(Records contained in a dataset)
>>>>>
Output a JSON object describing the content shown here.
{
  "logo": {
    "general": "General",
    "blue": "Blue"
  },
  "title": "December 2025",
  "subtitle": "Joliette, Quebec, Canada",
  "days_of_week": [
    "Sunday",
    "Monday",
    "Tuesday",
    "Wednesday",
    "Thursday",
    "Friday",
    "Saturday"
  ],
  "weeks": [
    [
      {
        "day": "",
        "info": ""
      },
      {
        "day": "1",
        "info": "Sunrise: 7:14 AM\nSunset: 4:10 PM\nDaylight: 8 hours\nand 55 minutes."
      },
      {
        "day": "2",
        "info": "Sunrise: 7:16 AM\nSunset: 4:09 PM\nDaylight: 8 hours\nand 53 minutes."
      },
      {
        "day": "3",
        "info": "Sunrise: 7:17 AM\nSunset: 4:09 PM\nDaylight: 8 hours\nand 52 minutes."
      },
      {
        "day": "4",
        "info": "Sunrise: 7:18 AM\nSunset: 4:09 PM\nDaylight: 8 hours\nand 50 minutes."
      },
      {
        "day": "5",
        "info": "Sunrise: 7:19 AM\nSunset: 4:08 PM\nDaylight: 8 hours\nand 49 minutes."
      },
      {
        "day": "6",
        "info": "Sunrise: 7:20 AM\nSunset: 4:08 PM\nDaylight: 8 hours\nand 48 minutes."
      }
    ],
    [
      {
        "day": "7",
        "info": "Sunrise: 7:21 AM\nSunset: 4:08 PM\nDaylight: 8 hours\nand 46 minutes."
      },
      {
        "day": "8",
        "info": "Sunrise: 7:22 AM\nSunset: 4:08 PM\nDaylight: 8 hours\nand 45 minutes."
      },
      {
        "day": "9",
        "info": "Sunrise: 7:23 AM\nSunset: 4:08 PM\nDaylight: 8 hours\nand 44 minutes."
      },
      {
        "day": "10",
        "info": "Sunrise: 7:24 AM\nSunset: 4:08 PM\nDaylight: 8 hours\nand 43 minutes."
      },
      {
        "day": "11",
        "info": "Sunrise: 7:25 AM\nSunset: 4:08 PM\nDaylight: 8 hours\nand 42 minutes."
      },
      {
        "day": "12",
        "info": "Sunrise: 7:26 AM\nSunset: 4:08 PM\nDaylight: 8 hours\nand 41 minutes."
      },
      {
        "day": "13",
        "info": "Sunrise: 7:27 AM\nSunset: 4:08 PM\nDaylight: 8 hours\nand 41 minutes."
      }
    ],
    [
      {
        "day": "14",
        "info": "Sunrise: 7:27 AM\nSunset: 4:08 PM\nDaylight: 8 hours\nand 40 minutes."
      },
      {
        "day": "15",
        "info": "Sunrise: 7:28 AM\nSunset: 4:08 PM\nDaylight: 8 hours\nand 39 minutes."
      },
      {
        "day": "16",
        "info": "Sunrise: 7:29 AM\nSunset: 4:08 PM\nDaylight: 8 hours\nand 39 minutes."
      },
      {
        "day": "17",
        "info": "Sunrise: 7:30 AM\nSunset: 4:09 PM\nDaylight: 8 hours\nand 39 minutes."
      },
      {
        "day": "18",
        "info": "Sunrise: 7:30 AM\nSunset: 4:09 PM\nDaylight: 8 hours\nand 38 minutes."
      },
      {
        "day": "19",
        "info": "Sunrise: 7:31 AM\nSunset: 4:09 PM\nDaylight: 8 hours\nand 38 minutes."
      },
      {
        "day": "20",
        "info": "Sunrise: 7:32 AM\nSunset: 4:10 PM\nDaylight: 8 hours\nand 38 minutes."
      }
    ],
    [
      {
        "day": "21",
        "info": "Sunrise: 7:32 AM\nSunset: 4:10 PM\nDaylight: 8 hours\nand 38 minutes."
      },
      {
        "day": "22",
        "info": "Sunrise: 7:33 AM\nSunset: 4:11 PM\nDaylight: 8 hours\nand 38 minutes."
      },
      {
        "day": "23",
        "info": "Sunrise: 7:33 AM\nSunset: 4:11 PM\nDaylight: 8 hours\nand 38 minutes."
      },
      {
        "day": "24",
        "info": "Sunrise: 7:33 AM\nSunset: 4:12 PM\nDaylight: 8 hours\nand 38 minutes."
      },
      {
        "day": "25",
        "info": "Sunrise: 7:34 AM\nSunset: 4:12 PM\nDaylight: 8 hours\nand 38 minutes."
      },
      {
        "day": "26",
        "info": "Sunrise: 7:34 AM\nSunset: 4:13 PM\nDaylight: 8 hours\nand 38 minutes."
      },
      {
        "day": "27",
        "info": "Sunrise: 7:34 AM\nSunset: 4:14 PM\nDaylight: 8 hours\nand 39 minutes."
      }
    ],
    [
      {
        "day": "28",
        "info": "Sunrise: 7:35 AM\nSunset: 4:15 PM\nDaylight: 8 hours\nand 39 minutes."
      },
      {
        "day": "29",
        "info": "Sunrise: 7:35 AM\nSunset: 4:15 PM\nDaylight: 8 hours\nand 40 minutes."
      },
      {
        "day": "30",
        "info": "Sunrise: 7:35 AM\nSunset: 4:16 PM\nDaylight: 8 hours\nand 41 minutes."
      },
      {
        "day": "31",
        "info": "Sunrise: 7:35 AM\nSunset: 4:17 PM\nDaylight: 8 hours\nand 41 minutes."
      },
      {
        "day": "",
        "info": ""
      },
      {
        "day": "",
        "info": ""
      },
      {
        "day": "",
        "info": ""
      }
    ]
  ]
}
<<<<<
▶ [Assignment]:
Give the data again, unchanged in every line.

▶ [Result]:
Output a JSON object describing the content shown here.
{
  "logo": {
    "general": "General",
    "blue": "Blue"
  },
  "title": "December 2025",
  "subtitle": "Joliette, Quebec, Canada",
  "days_of_week": [
    "Sunday",
    "Monday",
    "Tuesday",
    "Wednesday",
    "Thursday",
    "Friday",
    "Saturday"
  ],
  "weeks": [
    [
      {
        "day": "",
        "info": ""
      },
      {
        "day": "1",
        "info": "Sunrise: 7:14 AM\nSunset: 4:10 PM\nDaylight: 8 hours\nand 55 minutes."
      },
      {
        "day": "2",
        "info": "Sunrise: 7:16 AM\nSunset: 4:09 PM\nDaylight: 8 hours\nand 53 minutes."
      },
      {
        "day": "3",
        "info": "Sunrise: 7:17 AM\nSunset: 4:09 PM\nDaylight: 8 hours\nand 52 minutes."
      },
      {
        "day": "4",
        "info": "Sunrise: 7:18 AM\nSunset: 4:09 PM\nDaylight: 8 hours\nand 50 minutes."
      },
      {
        "day": "5",
        "info": "Sunrise: 7:19 AM\nSunset: 4:08 PM\nDaylight: 8 hours\nand 49 minutes."
      },
      {
        "day": "6",
        "info": "Sunrise: 7:20 AM\nSunset: 4:08 PM\nDaylight: 8 hours\nand 48 minutes."
      }
    ],
    [
      {
        "day": "7",
        "info": "Sunrise: 7:21 AM\nSunset: 4:08 PM\nDaylight: 8 hours\nand 46 minutes."
      },
      {
        "day": "8",
        "info": "Sunrise: 7:22 AM\nSunset: 4:08 PM\nDaylight: 8 hours\nand 45 minutes."
      },
      {
        "day": "9",
        "info": "Sunrise: 7:23 AM\nSunset: 4:08 PM\nDaylight: 8 hours\nand 44 minutes."
      },
      {
        "day": "10",
        "info": "Sunrise: 7:24 AM\nSunset: 4:08 PM\nDaylight: 8 hours\nand 43 minutes."
      },
      {
        "day": "11",
        "info": "Sunrise: 7:25 AM\nSunset: 4:08 PM\nDaylight: 8 hours\nand 42 minutes."
      },
      {
        "day": "12",
        "info": "Sunrise: 7:26 AM\nSunset: 4:08 PM\nDaylight: 8 hours\nand 41 minutes."
      },
      {
        "day": "13",
        "info": "Sunrise: 7:27 AM\nSunset: 4:08 PM\nDaylight: 8 hours\nand 41 minutes."
      }
    ],
    [
      {
        "day": "14",
        "info": "Sunrise: 7:27 AM\nSunset: 4:08 PM\nDaylight: 8 hours\nand 40 minutes."
      },
      {
        "day": "15",
        "info": "Sunrise: 7:28 AM\nSunset: 4:08 PM\nDaylight: 8 hours\nand 39 minutes."
      },
      {
        "day": "16",
        "info": "Sunrise: 7:29 AM\nSunset: 4:08 PM\nDaylight: 8 hours\nand 39 minutes."
      },
      {
        "day": "17",
        "info": "Sunrise: 7:30 AM\nSunset: 4:09 PM\nDaylight: 8 hours\nand 39 minutes."
      },
      {
        "day": "18",
        "info": "Sunrise: 7:30 AM\nSunset: 4:09 PM\nDaylight: 8 hours\nand 38 minutes."
      },
      {
        "day": "19",
        "info": "Sunrise: 7:31 AM\nSunset: 4:09 PM\nDaylight: 8 hours\nand 38 minutes."
      },
      {
        "day": "20",
        "info": "Sunrise: 7:32 AM\nSunset: 4:10 PM\nDaylight: 8 hours\nand 38 minutes."
      }
    ],
    [
      {
        "day": "21",
        "info": "Sunrise: 7:32 AM\nSunset: 4:10 PM\nDaylight: 8 hours\nand 38 minutes."
      },
      {
        "day": "22",
        "info": "Sunrise: 7:33 AM\nSunset: 4:11 PM\nDaylight: 8 hours\nand 38 minutes."
      },
      {
        "day": "23",
        "info": "Sunrise: 7:33 AM\nSunset: 4:11 PM\nDaylight: 8 hours\nand 38 minutes."
      },
      {
        "day": "24",
        "info": "Sunrise: 7:33 AM\nSunset: 4:12 PM\nDaylight: 8 hours\nand 38 minutes."
      },
      {
        "day": "25",
        "info": "Sunrise: 7:34 AM\nSunset: 4:12 PM\nDaylight: 8 hours\nand 38 minutes."
      },
      {
        "day": "26",
        "info": "Sunrise: 7:34 AM\nSunset: 4:13 PM\nDaylight: 8 hours\nand 38 minutes."
      },
      {
        "day": "27",
        "info": "Sunrise: 7:34 AM\nSunset: 4:14 PM\nDaylight: 8 hours\nand 39 minutes."
      }
    ],
    [
      {
        "day": "28",
        "info": "Sunrise: 7:35 AM\nSunset: 4:15 PM\nDaylight: 8 hours\nand 39 minutes."
      },
      {
        "day": "29",
        "info": "Sunrise: 7:35 AM\nSunset: 4:15 PM\nDaylight: 8 hours\nand 40 minutes."
      },
      {
        "day": "30",
        "info": "Sunrise: 7:35 AM\nSunset: 4:16 PM\nDaylight: 8 hours\nand 41 minutes."
      },
      {
        "day": "31",
        "info": "Sunrise: 7:35 AM\nSunset: 4:17 PM\nDaylight: 8 hours\nand 41 minutes."
      },
      {
        "day": "",
        "info": ""
      },
      {
        "day": "",
        "info": ""
      },
      {
        "day": "",
        "info": ""
      }
    ]
  ]
}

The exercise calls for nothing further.